Jane Freilicher

American: 1924–2014, nominated by Sally Strand

View Over Pool by Jane Freilicher, 1980; oil on linen, 68×53, Private Collection

Educated in art at Brooklyn College and Columbia University in the 1940s, Jane Freilicher became part of the New York School, a movement active in the 1950s and ’60s. Initially influenced by the abstraction of Hans Hofmann (1880–1966), it was ultimately the French Impressionist Pierre Bonnard (1867–1947) who had the most lasting impact on Freilicher’s handling of color and light. She was an influential figure, often serving as a muse to New York City poets and writers of the 1950s. The artist’s airy atmospheres and “slice-of-life” scenes resonate with California painter Sally Strand. “She found the poetry in representation,” Strand says. “I’m especially interested in her works using still life objects and the balancing of interior with exterior views through windows.” Strand appreciates the sentiment Freilicher expressed when she said, “I’m quite willing to sacrifice fidelity to the subject to the vitality of the image.”

Élisabeth Louise Vigée Le Brun

French: 1755–1842, nominated by Soon Y. Warren

Self Portrait in a Straw Hat by Élisabeth louise Vigée le Brun 1782; oil on canvas, 38 1⁄2 x 27 3/4, National Gallery, London

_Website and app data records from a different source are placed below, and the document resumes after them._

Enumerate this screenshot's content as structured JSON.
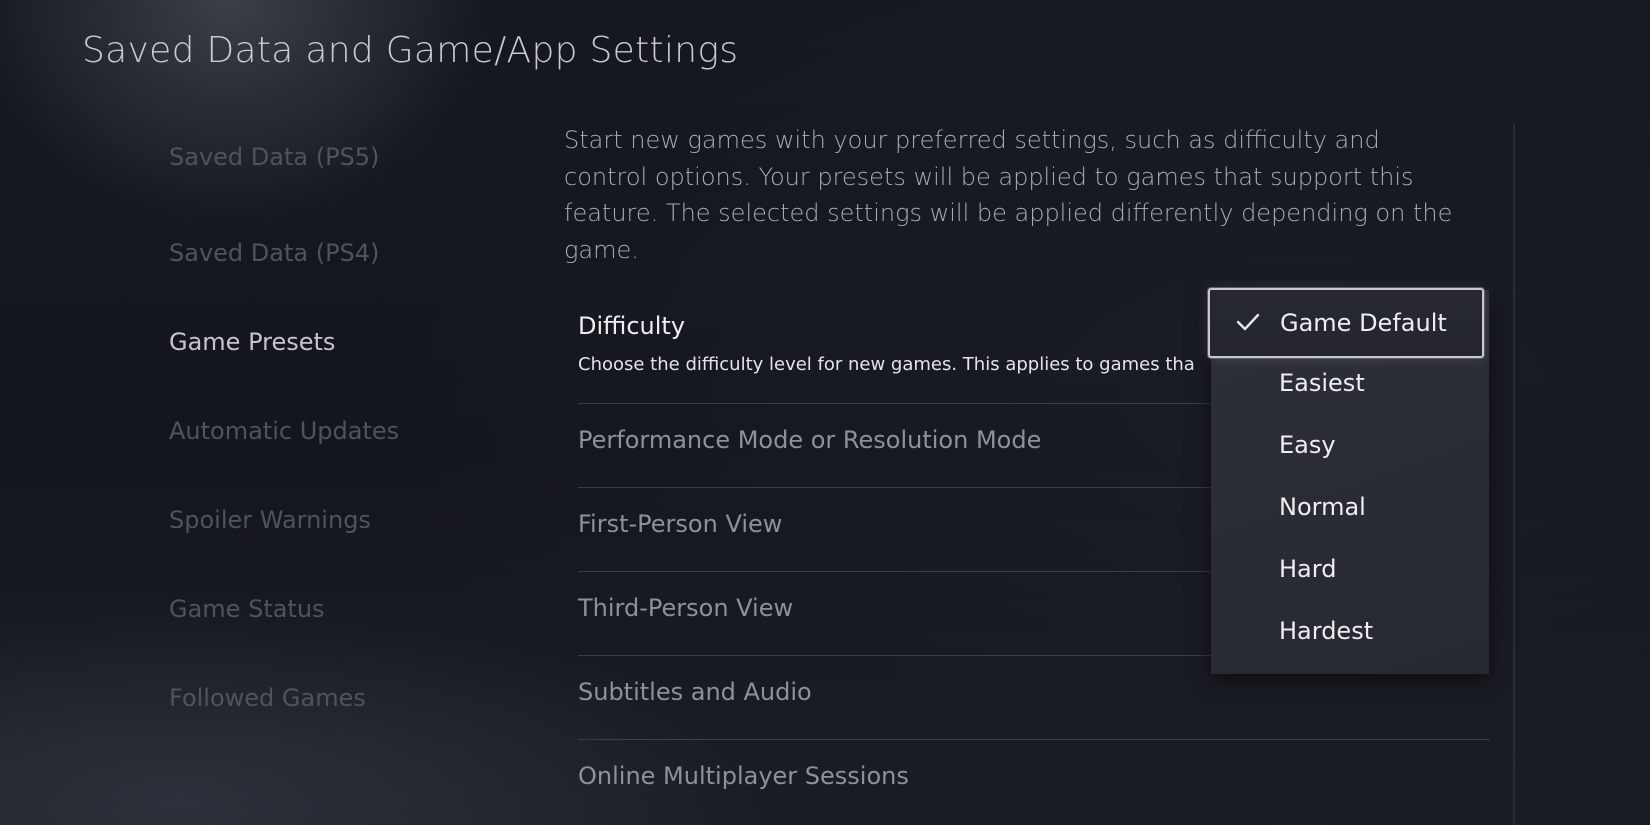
{
  "page_title": "Saved Data and Game/App Settings",
  "sidebar": {
    "items": [
      {
        "label": "Saved Data (PS5)",
        "active": false
      },
      {
        "label": "Saved Data (PS4)",
        "active": false
      },
      {
        "label": "Game Presets",
        "active": true
      },
      {
        "label": "Automatic Updates",
        "active": false
      },
      {
        "label": "Spoiler Warnings",
        "active": false
      },
      {
        "label": "Game Status",
        "active": false
      },
      {
        "label": "Followed Games",
        "active": false
      }
    ]
  },
  "main": {
    "description": "Start new games with your preferred settings, such as difficulty and control options. Your presets will be applied to games that support this feature. The selected settings will be applied differently depending on the game.",
    "settings": [
      {
        "label": "Difficulty",
        "description": "Choose the difficulty level for new games. This applies to games tha"
      },
      {
        "label": "Performance Mode or Resolution Mode"
      },
      {
        "label": "First-Person View"
      },
      {
        "label": "Third-Person View"
      },
      {
        "label": "Subtitles and Audio"
      },
      {
        "label": "Online Multiplayer Sessions"
      }
    ]
  },
  "dropdown": {
    "selected_value": "Game Default",
    "options": [
      "Game Default",
      "Easiest",
      "Easy",
      "Normal",
      "Hard",
      "Hardest"
    ]
  },
  "icons": {
    "selected_marker": "check-icon"
  }
}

A precocious talent from a young age, Élisabeth Louise Vigée Le Brun is one of the few female artists in history who was famous in her own time, enjoying the patronage of many aristocrats and serving as Marie Antoinette’s official portrait painter. In her initial encounters with Vigée Le Brun, watercolor artist Soon Y. Warren found the artist’s depictions of culture and society to have an almost otherworldly quality. Not having had much exposure to art education in grade school, Warren recalls pouring over art books at her local library. “I remember a painting so pretty and real that it grabbed my eyes,” says Warren. “Now I know that it was a Vigée Le Brun self-portrait. I couldn’t believe what I saw. It felt like a fantasy world. The painting’s beautiful colors, the elegant folds of the fabric, inspired me.”